"People with Williams Syndrome, a genetic disorder affecting an estimated one among every 25,000 individuals, are frequently described as having extraordinary musical and verbal skills, despite a profound inability to conceptualize spatial information.
Yet, research at the University of Delaware--to be presented Nov. 6 in Boston, Mass.--shows that language use by children with Williams Syndrome may, in fact, be directly affected by their cognitive deficits related to spatial events.
And, studies of eye movement among Williams Syndrome children, scheduled for presentation Nov. 20 in Dallas, Texas, suggest that some of this spatial deficit may result, at least in part, from 'their tendency to allocate attention to smaller regions of space than normal children, as well as their difficulties encoding an object's properties and location,' says Barbara Landau, a professor of psychology and director of UD's Language and Cognition Laboratory."
Friday, April 17, 2009
Williams Syndrome: UD Research Pinpoints Language And Learning Traits Of Those With Williams Syndrome

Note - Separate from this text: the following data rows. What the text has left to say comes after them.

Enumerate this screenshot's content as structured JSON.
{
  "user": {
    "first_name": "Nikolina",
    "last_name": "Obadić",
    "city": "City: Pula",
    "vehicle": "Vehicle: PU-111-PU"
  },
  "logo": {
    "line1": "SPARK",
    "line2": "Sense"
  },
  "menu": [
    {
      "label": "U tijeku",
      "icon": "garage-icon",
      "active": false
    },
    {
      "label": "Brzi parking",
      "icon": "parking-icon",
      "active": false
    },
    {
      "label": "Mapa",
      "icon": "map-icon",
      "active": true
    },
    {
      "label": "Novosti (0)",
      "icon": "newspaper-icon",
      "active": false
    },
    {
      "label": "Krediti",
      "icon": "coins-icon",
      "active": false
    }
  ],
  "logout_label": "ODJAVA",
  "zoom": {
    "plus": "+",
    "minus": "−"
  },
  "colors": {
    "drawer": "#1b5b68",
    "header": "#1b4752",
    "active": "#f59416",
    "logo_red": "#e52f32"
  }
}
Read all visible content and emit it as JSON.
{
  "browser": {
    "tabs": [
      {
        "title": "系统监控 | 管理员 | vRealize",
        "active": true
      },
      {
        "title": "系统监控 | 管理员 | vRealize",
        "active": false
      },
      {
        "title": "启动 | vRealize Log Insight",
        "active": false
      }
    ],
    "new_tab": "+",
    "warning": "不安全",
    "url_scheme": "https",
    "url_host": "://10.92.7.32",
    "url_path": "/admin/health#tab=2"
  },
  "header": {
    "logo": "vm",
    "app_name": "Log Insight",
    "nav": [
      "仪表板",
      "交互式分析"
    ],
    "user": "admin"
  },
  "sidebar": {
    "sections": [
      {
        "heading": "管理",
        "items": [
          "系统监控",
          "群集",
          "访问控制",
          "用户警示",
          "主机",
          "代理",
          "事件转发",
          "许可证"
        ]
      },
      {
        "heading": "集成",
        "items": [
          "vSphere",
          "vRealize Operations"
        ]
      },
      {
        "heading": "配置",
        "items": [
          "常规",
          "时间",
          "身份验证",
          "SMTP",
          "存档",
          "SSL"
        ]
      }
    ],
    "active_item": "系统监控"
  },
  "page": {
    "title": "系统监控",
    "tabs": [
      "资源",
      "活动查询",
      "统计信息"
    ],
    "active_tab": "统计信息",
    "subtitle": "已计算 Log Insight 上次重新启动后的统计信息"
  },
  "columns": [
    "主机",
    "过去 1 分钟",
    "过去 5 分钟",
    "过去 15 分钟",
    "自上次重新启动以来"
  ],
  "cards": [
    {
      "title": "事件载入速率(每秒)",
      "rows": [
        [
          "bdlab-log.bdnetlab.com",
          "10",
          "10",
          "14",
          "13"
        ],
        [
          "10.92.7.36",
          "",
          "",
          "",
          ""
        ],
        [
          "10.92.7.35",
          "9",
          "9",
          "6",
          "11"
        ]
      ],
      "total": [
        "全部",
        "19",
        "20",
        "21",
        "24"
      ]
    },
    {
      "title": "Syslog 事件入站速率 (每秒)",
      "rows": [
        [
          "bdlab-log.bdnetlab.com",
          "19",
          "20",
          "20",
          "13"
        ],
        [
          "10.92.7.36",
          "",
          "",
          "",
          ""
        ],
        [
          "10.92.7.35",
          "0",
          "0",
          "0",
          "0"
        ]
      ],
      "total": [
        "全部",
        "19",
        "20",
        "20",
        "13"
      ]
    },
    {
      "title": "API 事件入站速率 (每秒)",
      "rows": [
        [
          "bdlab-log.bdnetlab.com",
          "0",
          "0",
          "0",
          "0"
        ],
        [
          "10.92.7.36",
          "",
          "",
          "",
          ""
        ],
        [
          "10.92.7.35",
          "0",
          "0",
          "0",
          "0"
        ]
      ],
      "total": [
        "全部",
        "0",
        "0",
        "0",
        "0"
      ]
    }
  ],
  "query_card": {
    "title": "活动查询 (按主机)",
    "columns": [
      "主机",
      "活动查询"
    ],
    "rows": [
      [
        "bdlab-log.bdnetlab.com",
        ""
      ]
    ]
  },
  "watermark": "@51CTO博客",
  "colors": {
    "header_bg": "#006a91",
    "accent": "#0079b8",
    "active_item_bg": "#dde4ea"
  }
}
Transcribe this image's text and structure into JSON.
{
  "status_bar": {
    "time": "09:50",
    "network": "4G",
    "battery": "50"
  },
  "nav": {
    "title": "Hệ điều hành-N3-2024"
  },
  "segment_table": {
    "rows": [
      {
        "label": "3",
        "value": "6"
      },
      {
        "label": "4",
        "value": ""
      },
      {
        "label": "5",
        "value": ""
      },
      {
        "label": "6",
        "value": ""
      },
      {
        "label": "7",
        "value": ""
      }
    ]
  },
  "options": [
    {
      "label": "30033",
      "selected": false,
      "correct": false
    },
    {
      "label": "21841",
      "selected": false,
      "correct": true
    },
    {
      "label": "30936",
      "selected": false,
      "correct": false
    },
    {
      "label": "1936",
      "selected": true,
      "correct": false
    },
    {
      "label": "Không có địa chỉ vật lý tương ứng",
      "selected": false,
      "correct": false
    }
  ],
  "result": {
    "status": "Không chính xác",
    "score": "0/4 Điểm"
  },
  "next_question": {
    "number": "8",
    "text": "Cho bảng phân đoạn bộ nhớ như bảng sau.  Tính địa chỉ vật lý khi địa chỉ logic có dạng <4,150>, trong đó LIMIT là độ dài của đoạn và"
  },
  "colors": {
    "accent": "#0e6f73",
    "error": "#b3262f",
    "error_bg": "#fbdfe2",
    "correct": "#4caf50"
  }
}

Williams Syndrome: UD Research Pinpoints Language And Learning Traits Of Those With Williams Syndrome: